Friday, February 17, 2006

The Teleological Argument reloaded

While the teleological argument
has been around since Aquinas (and arguably Cicero) and getting more attention from the Intelligent Design folks, two questions often arise even if one accepts the existence of "a designer". First, is there more than one designer? Second, why believe he is anything like the God of Abraham and Moses? Perhaps he is powerful enough to create the cosmos. But is he unrivalled like Yahweh or does his power relative to others rise and fall like Zeus, Chronos, Tiamat, and Marduk? Is he wise, knowledgeable, good, and caring or is he the divine watchmaker who has moved on and left us to fend for ourselves? My physics professor spoke of his days as Stephen Hawking's post-doctoral student and how he would bombard Dr. Hawking with proofs of God's existence that a scientific person ought to accept. Hawking's reply: "even if your proofs of God's existence are good, your definitions of God are a far cry from the God of Jacob".

While I believed in God, I felt Hawking had produced a good counterargument to the Christian know-it-alls. But now, as I sit at my terminal with nigh omnipotent powers over a small application and etch my almighty decrees in a fixed-width font, I also see the disastrous results of power without wisdom. The tragedy of rules without context.
The insanity that results when serving two masters (even if they both report to the same person on the org chart). If there were more than one God, the laws of physics would not allow us to breathe air every day because on alternate tuesdays, oxygen would be toxic. If God was not good, plants would not have made oxygen. As I look on the smouldering remains of an application once completely under my power, subject to the laws of multiple masters, and my own personal errors and compare it to the splendour of the world that God has made, I realize two things: There is one God, and he is very good - for his work is not flawed like my own.

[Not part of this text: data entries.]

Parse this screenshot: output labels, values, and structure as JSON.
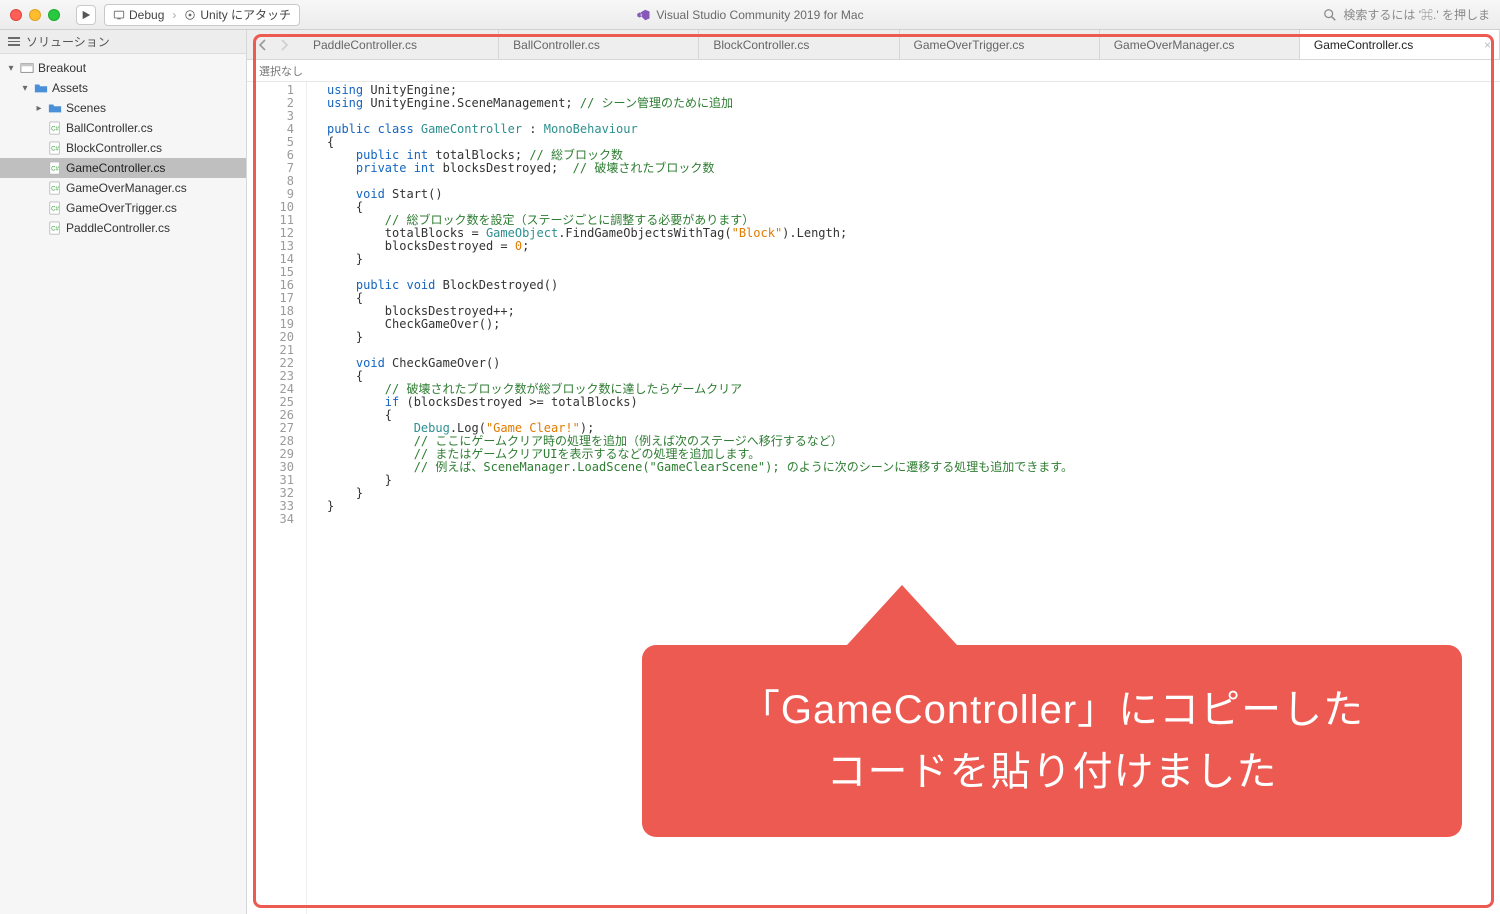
{
  "toolbar": {
    "debug_config": "Debug",
    "attach_target": "Unity にアタッチ",
    "window_title": "Visual Studio Community 2019 for Mac",
    "search_placeholder": "検索するには '⌘.' を押しま"
  },
  "sidebar": {
    "pane_title": "ソリューション",
    "root": "Breakout",
    "assets": "Assets",
    "scenes_folder": "Scenes",
    "files": [
      "BallController.cs",
      "BlockController.cs",
      "GameController.cs",
      "GameOverManager.cs",
      "GameOverTrigger.cs",
      "PaddleController.cs"
    ],
    "selected": "GameController.cs"
  },
  "tabs": {
    "items": [
      "PaddleController.cs",
      "BallController.cs",
      "BlockController.cs",
      "GameOverTrigger.cs",
      "GameOverManager.cs",
      "GameController.cs"
    ],
    "active_index": 5
  },
  "editor": {
    "breadcrumb": "選択なし",
    "line_count": 34,
    "code_lines": [
      [
        [
          "kw",
          "using"
        ],
        [
          "",
          " UnityEngine;"
        ]
      ],
      [
        [
          "kw",
          "using"
        ],
        [
          "",
          " UnityEngine.SceneManagement; "
        ],
        [
          "cmt",
          "// シーン管理のために追加"
        ]
      ],
      [
        [
          "",
          ""
        ]
      ],
      [
        [
          "kw",
          "public class "
        ],
        [
          "type",
          "GameController"
        ],
        [
          "",
          " : "
        ],
        [
          "type",
          "MonoBehaviour"
        ]
      ],
      [
        [
          "",
          "{"
        ]
      ],
      [
        [
          "",
          "    "
        ],
        [
          "kw",
          "public int"
        ],
        [
          "",
          " totalBlocks; "
        ],
        [
          "cmt",
          "// 総ブロック数"
        ]
      ],
      [
        [
          "",
          "    "
        ],
        [
          "kw",
          "private int"
        ],
        [
          "",
          " blocksDestroyed;  "
        ],
        [
          "cmt",
          "// 破壊されたブロック数"
        ]
      ],
      [
        [
          "",
          ""
        ]
      ],
      [
        [
          "",
          "    "
        ],
        [
          "kw",
          "void"
        ],
        [
          "",
          " Start()"
        ]
      ],
      [
        [
          "",
          "    {"
        ]
      ],
      [
        [
          "",
          "        "
        ],
        [
          "cmt",
          "// 総ブロック数を設定（ステージごとに調整する必要があります）"
        ]
      ],
      [
        [
          "",
          "        totalBlocks = "
        ],
        [
          "type",
          "GameObject"
        ],
        [
          "",
          ".FindGameObjectsWithTag("
        ],
        [
          "str",
          "\"Block\""
        ],
        [
          "",
          ").Length;"
        ]
      ],
      [
        [
          "",
          "        blocksDestroyed = "
        ],
        [
          "num",
          "0"
        ],
        [
          "",
          ";"
        ]
      ],
      [
        [
          "",
          "    }"
        ]
      ],
      [
        [
          "",
          ""
        ]
      ],
      [
        [
          "",
          "    "
        ],
        [
          "kw",
          "public void"
        ],
        [
          "",
          " BlockDestroyed()"
        ]
      ],
      [
        [
          "",
          "    {"
        ]
      ],
      [
        [
          "",
          "        blocksDestroyed++;"
        ]
      ],
      [
        [
          "",
          "        CheckGameOver();"
        ]
      ],
      [
        [
          "",
          "    }"
        ]
      ],
      [
        [
          "",
          ""
        ]
      ],
      [
        [
          "",
          "    "
        ],
        [
          "kw",
          "void"
        ],
        [
          "",
          " CheckGameOver()"
        ]
      ],
      [
        [
          "",
          "    {"
        ]
      ],
      [
        [
          "",
          "        "
        ],
        [
          "cmt",
          "// 破壊されたブロック数が総ブロック数に達したらゲームクリア"
        ]
      ],
      [
        [
          "",
          "        "
        ],
        [
          "kw",
          "if"
        ],
        [
          "",
          " (blocksDestroyed >= totalBlocks)"
        ]
      ],
      [
        [
          "",
          "        {"
        ]
      ],
      [
        [
          "",
          "            "
        ],
        [
          "type",
          "Debug"
        ],
        [
          "",
          ".Log("
        ],
        [
          "str",
          "\"Game Clear!\""
        ],
        [
          "",
          ");"
        ]
      ],
      [
        [
          "",
          "            "
        ],
        [
          "cmt",
          "// ここにゲームクリア時の処理を追加（例えば次のステージへ移行するなど）"
        ]
      ],
      [
        [
          "",
          "            "
        ],
        [
          "cmt",
          "// またはゲームクリアUIを表示するなどの処理を追加します。"
        ]
      ],
      [
        [
          "",
          "            "
        ],
        [
          "cmt",
          "// 例えば、SceneManager.LoadScene(\"GameClearScene\"); のように次のシーンに遷移する処理も追加できます。"
        ]
      ],
      [
        [
          "",
          "        }"
        ]
      ],
      [
        [
          "",
          "    }"
        ]
      ],
      [
        [
          "",
          "}"
        ]
      ],
      [
        [
          "",
          ""
        ]
      ]
    ]
  },
  "annotation": {
    "line1": "「GameController」にコピーした",
    "line2": "コードを貼り付けました"
  }
}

Yes, it's been a rough week at work.

1 comment:

Dave King said...

Just imagine the debuging sessions if our code had free will!